The arts create connections and communities

Participating in arts activities has proven to reduce youth violence, help prevent drug addiction, contribute to rehabilitation, and be a critical element in mental health treatment. The arts increase our understanding of our common interests and our appreciation of our differences.

The Canadian Council of Chief Executives concluded that artistic and cultural creativity has a direct impact on quality of life and on the competitiveness of communities in attracting people and investment.

The arts contribute to our economy and employment growth

The creative economy is leading the growth of all economic sectors in British Columbia.

The economic impact of the arts and our creative resources is greater than employment or economic multipliers. Creative industries need creative people. Creative people are attracted by opportunities to experience and engage in the arts.

The arts stimulate discussion and creative thinking

Our world is wrestling with environmental and human sustainability challenges.

Our future depends upon our ability to learn how to connect, communicate, and understand one another, create intercultural relationships, and work together to create new ideas and ways of doing things. There is more need now for creative problem solving than ever before.

The arts create connections, stimulate divergent thinking and discussion, and build communities around common concerns. Investment in our creative resources is an investment in the contribution we can make to the challenges we are facing everywhere around the world.

How our investment recommendations will contribute

Increasing our investment to the BC Arts Council will create the fastest response in our development of any investment we can make.

Renewing our Renaissance Fund will continue to contribute to creating more perpetual investment for the arts in the future.

Investing in our cultural facilities will allow us to continue to attract and develop our creative resources to contribute to healthier communities, healthier children, and a healthier future for British Columbia.

The Numbers

British Columbia has the highest number of artists per capita in the country.

British Columbia has the highest growth rate of artists in the country.

British Columbia Government spending per capita on arts and culture in British Columbia is below average.

British Columbia Government funding to the operating budgets of performing arts organizations is the lowest in Canada.

British Columbia Government investment per capita in our creative resources lags behind all the other large provinces of Canada.

The governments of Ontario, Alberta, and the other western provinces are committed to increasing their investment even more over the next few years even further.

Arts Future BC

Arts Future BC represents 903 organizations from across the province: 423 museums; 98 Community and Regional Arts Councils and community arts organizations; 123 community presenters; 183 professional arts organizations; 27 educational institutions; and 51 arts service organizations.
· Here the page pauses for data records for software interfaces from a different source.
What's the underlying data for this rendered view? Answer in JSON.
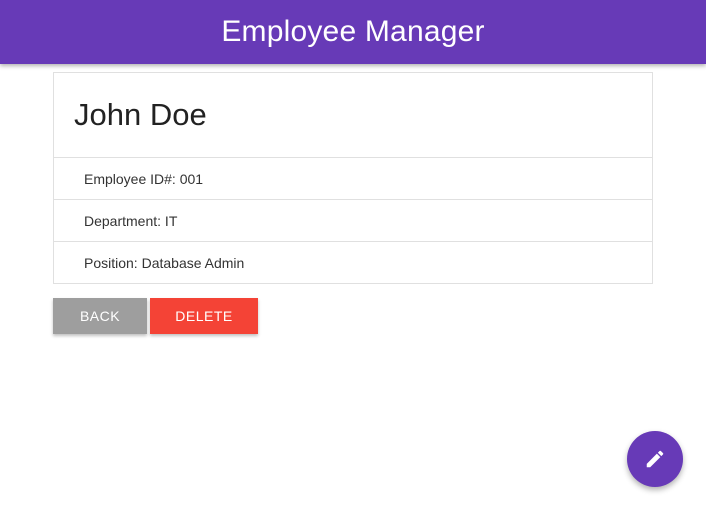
{
  "app": {
    "title": "Employee Manager",
    "primary_color": "#673ab7"
  },
  "employee": {
    "name": "John Doe",
    "details": [
      "Employee ID#: 001",
      "Department: IT",
      "Position: Database Admin"
    ]
  },
  "actions": {
    "back_label": "BACK",
    "back_color": "#9e9e9e",
    "delete_label": "DELETE",
    "delete_color": "#f44336"
  },
  "fab": {
    "icon": "pencil-icon"
  }
}
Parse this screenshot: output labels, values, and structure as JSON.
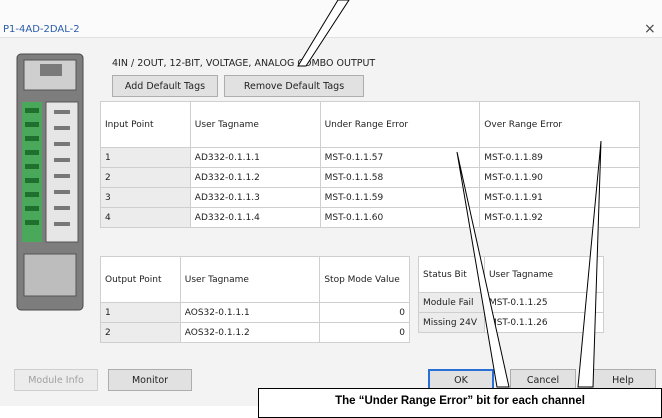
{
  "window": {
    "title": "P1-4AD-2DAL-2",
    "close_glyph": "×"
  },
  "description": "4IN / 2OUT, 12-BIT, VOLTAGE, ANALOG COMBO OUTPUT",
  "buttons": {
    "add_default_tags": "Add Default Tags",
    "remove_default_tags": "Remove Default Tags",
    "module_info": "Module Info",
    "monitor": "Monitor",
    "ok": "OK",
    "cancel": "Cancel",
    "help": "Help"
  },
  "input_table": {
    "headers": [
      "Input Point",
      "User Tagname",
      "Under Range Error",
      "Over Range Error"
    ],
    "rows": [
      [
        "1",
        "AD332-0.1.1.1",
        "MST-0.1.1.57",
        "MST-0.1.1.89"
      ],
      [
        "2",
        "AD332-0.1.1.2",
        "MST-0.1.1.58",
        "MST-0.1.1.90"
      ],
      [
        "3",
        "AD332-0.1.1.3",
        "MST-0.1.1.59",
        "MST-0.1.1.91"
      ],
      [
        "4",
        "AD332-0.1.1.4",
        "MST-0.1.1.60",
        "MST-0.1.1.92"
      ]
    ]
  },
  "output_table": {
    "headers": [
      "Output Point",
      "User Tagname",
      "Stop Mode Value"
    ],
    "rows": [
      [
        "1",
        "AOS32-0.1.1.1",
        "0"
      ],
      [
        "2",
        "AOS32-0.1.1.2",
        "0"
      ]
    ]
  },
  "status_table": {
    "headers": [
      "Status Bit",
      "User Tagname"
    ],
    "rows": [
      [
        "Module Fail",
        "MST-0.1.1.25"
      ],
      [
        "Missing 24V",
        "MST-0.1.1.26"
      ]
    ]
  },
  "callout": {
    "text": "The “Under Range Error” bit for each channel"
  },
  "colors": {
    "title_text": "#2a5dab",
    "dialog_bg": "#f3f3f3",
    "grid_line": "#cfcfcf",
    "row_header_bg": "#ececec",
    "default_button_border": "#2a6fd6"
  }
}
Arts Future BC also represents thousands of individual artists and their students and audiences across British Columbia.

Assembly of BC Arts Councils
BC Museums Association
BC Touring Council
Canadian Artists Representation of British Columbia
Citizens for the Arts
Greater Vancouver Alliance for Arts and Culture
ProArt Alliance of Greater Victoria
Professional Association of Canadian Theatres

Presentation made to the British Columbia Select Standing Committee on Finance and Government Services for the 2009 BC Provincial Budget, October 16, 2008.

ArtsFutureBC speaks for the Assembly of BC Arts Councils, the BC Museums Association, the BC Touring Council, Canadian Artists Representation of British Columbia, Citizens for the Arts, the Greater Vancouver Alliance for Arts and Culture, the ProArt Alliance of Greater Victoria, and the Professional Association of Canadian Theatres – the people who represent the Arts Future for British Columbia.

ArtsFutureBC represents the interests of the future of the arts and cultures of British Columbia. In so doing, it speaks on behalf of the interests of all British Columbians, and the interests of our Government of British Columbia.

Presented by Roger Chilton, speaking for the Downtown Vancouver Association and the Community Arts Council of Vancouver and on behalf of ArtsFuture BC